Take the 2-minute tour ×
Stack Overflow is a question and answer site for professional and enthusiast programmers. It's 100% free.

As far as I understand it, Scala creates an anonymous class if I create a class using the new keyword and follow the class name with a constructor:

class MyClass {
  def doStuff() { 
    // ... 

val mc = new MyClass {

The nice thing being that all the code in the constructor is in the scope of the new object.

Is there a way I can reproduce this syntax where the class is created by a factory method rather than the new keyword? i.e. make the following code work:

val mf = new MyFactory

val mc = mf.MyClass { 

I can't find a way to do it but Scala has so much to it that this might be pretty easy!

Using an import as suggested by @Ricky below I can get:

val mf = MyFactory;
val mc = mf.MyClass

  import mc._

(Where the blank line before the block is needed) but that code block is not a constructor.

share|improve this question
Do you just want to be able to add statements to be run (like doStuff() in your example) or entire field definitions?
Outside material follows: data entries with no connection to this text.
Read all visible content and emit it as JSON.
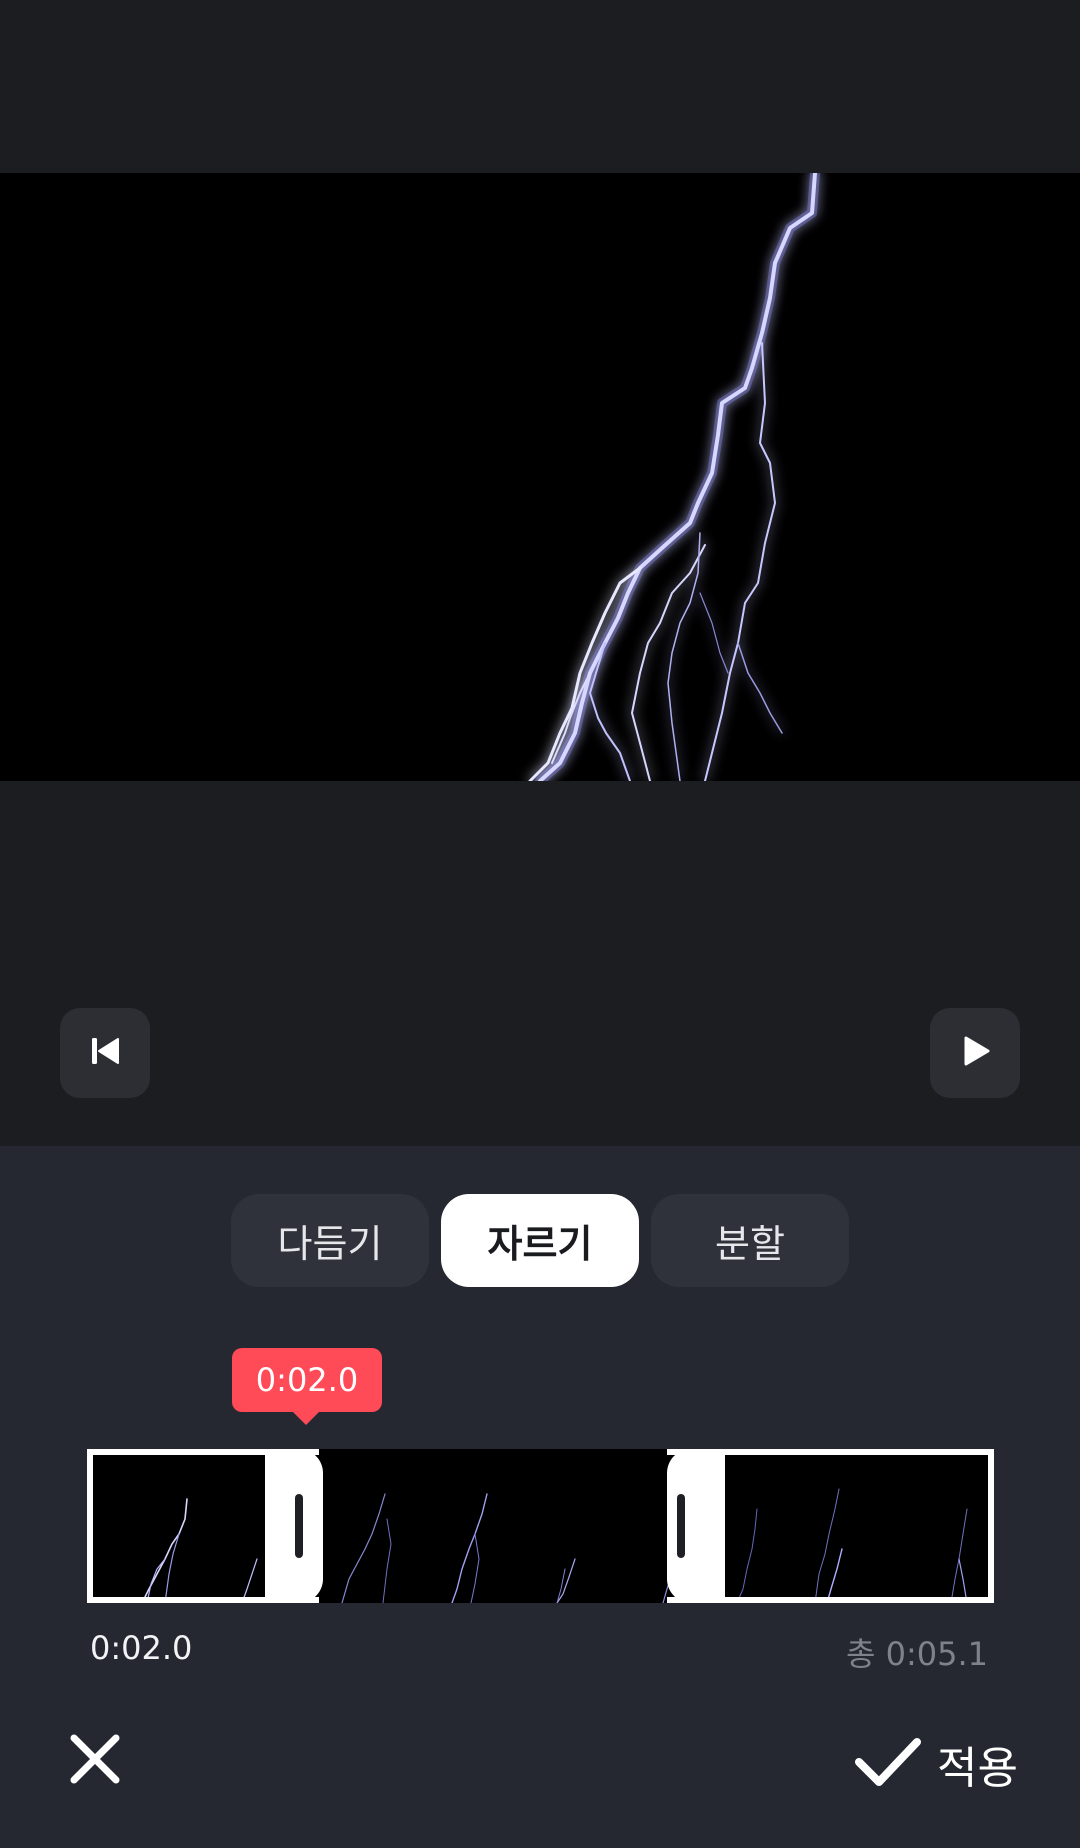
{
  "player": {
    "icons": {
      "restart": "skip-to-start-icon",
      "play": "play-icon"
    }
  },
  "editor": {
    "tabs": [
      {
        "label": "다듬기",
        "active": false
      },
      {
        "label": "자르기",
        "active": true
      },
      {
        "label": "분할",
        "active": false
      }
    ],
    "playhead_time": "0:02.0",
    "selection_start": "0:02.0",
    "total_duration": "총 0:05.1",
    "apply_label": "적용",
    "icons": {
      "close": "close-icon",
      "apply": "checkmark-icon"
    }
  },
  "colors": {
    "accent": "#ff4a57",
    "panel_bg": "#252830",
    "tab_active_bg": "#ffffff",
    "tab_bg": "#2f323a"
  }
}
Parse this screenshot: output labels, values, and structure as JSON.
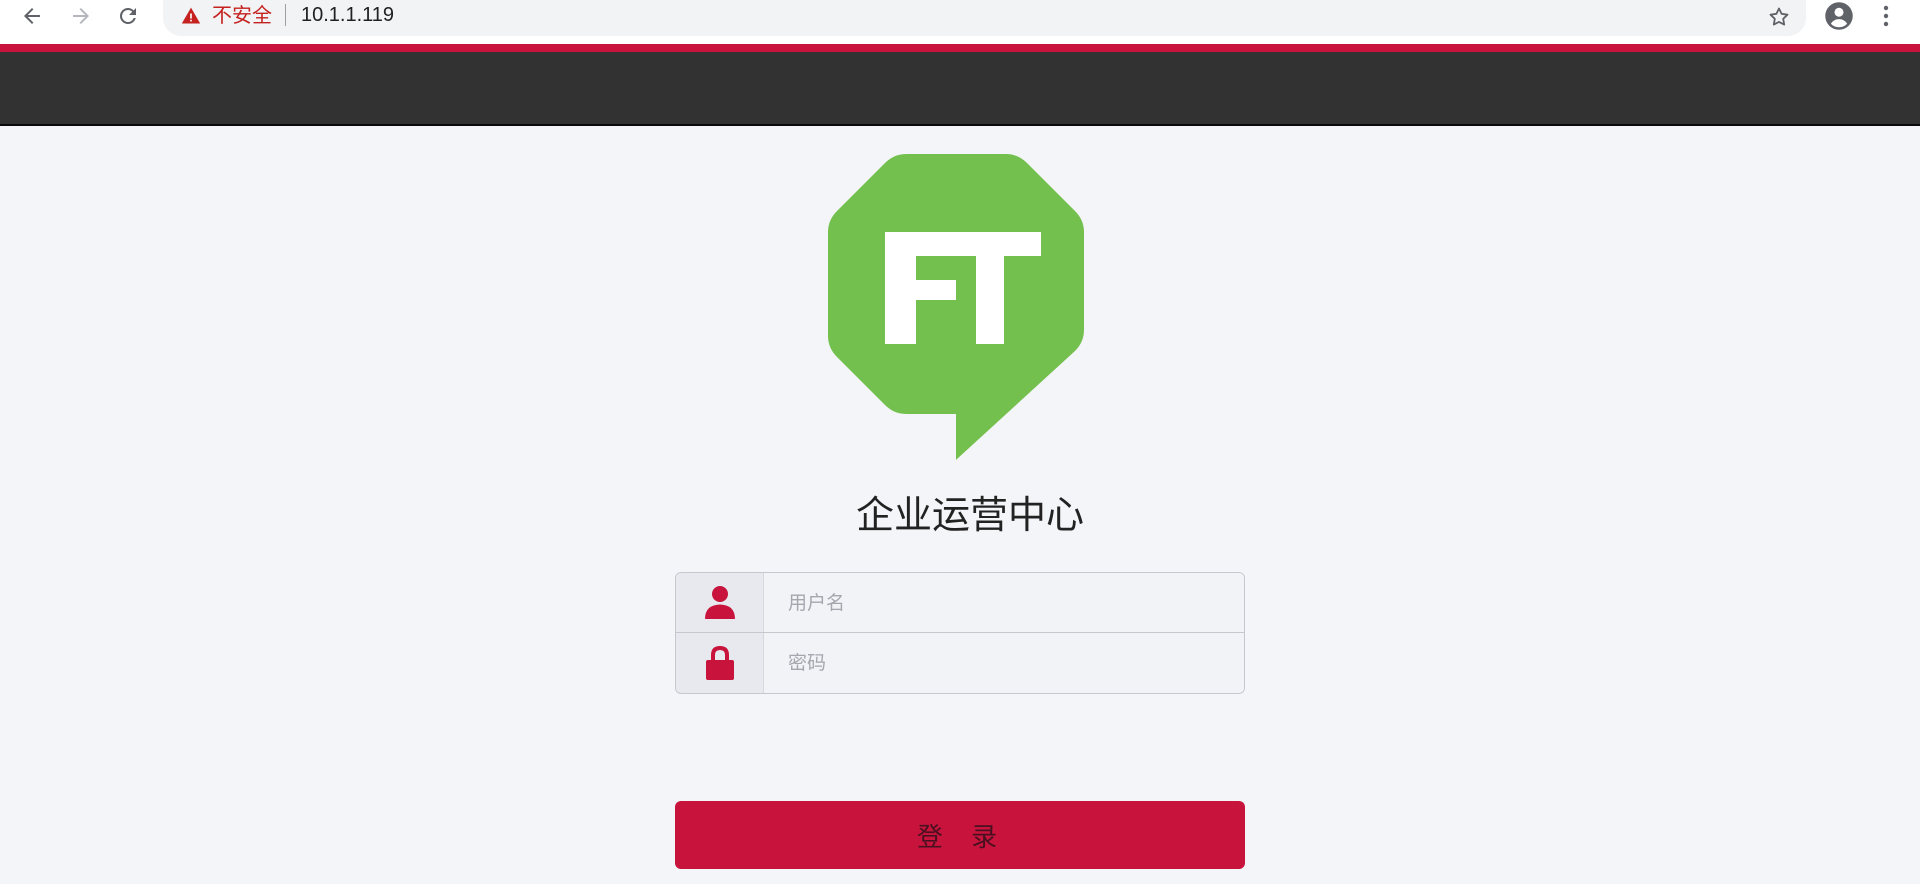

The former is easy via passing a call-by-need block, the latter sounds very tricky... –  Owen Oct 2 '11 at 5:39
I want to be able to add code that is automagically within scope of the object being created, whether that is calling methods or accessing fields. –  Jay Daley Oct 2 '11 at 20:10

3 Answers 3

You can do this, but you still have to keep the new keyword, and create the nested class as a path-dependent type:

class Bippy(x: Int) {
  class Bop {
    def getIt = x

val bip = new Bippy(7)
val bop = new bip.Bop

bop.getIt // yields 7

val bop2 = new bip.Bop{ override def getIt = 42 }

bop2.getIt // yields 42
share|improve this answer
Thanks. I haven't used path-dependent types so I need to think this through to see if it does what I want. –  Jay Daley Oct 2 '11 at 20:27
It allows you to create an anonymous subclass of some given type, but still within the surrounds of some outer context (call it a factory if you wish). That felt like it's what you were after :) –  Kevin Wright Oct 2 '11 at 20:29
That certainly does sound like it. Time for me to learn path-dependent types in earnest then. Thanks again. –  Jay Daley Oct 3 '11 at 0:29
Sorry, I was still thinking about it. The one problem I can see is when a factory generates a different class depending on the calling object. For example when you have a set of classes that extend a base class, each of which has a different delegate but there is a single factory that returns the delegates. –  Jay Daley Oct 5 '11 at 8:16

I don't think it's possible. However, a common pattern is to add a parameter to factory methods which takes a function modifying the created object:

trait MyClass {
  var name = ""
  def doStuff():Unit

class Foo extends MyClass {
  def doStuff() { println("FOO: " + name) }

trait MyClassFactory {
  def make: MyClass
  def apply( body: MyClass => Unit ) = {
    val mc = make

object FooFactory extends MyClassFactory {
  def make = new Foo

You can then create and modify instance with a syntax close to your example:

val foo = FooFactory { f=>
  f.name = "Joe"
share|improve this answer
Thanks, that's certainly further than I managed to get. –  Jay Daley Oct 2 '11 at 8:49

It sounds like you're just looking to mix in a trait. Instead of calling myFactoryMethod(classOf[Foo]] which ideally would do (if Scala permitted it):

new T {
  override def toString = "My implementation here."

you can instead write

trait MyImplementation {
  override def toString = "My implementation here."

new Foo with MyImplementation

However, if you are just looking to get the members of the new object accessible without qualification, remember you can import from any stable identifier:

val foo = new Bar
import foo._
println(baz) //where baz is a member of foo.
share|improve this answer
Thanks. If I understood you correctly, the problem I can see with using a trait is that the factory would need to know what trait to apply, but maybe I can tell it that? On your second point I found that I could use an import like this: val mf = MyFactory val mc = mf.MyClass { import mc._ doStuff() } (Where the blank line before the block is needed) but that code block is not a constructor. –  Jay Daley Oct 2 '11 at 20:49
The code got a bit mangled there so I've added something to my original question to explain where I got using import. Thanks again. –  Jay Daley Oct 2 '11 at 20:59
Regarding the factory knowing what trait to apply, I thought you could do without the factory and just write new Foo with MyImplementation. Mixing in a trait is not something that can be deferred until runtime, as it involves bytecode generation, and Scala does not provide a custom classloader. –  Ricky Clarkson Oct 3 '11 at 19:19

Your Answer


By posting your answer, you agree to the privacy policy and terms of service.

Not the answer you're looking for? Browse other questions tagged or ask your own question.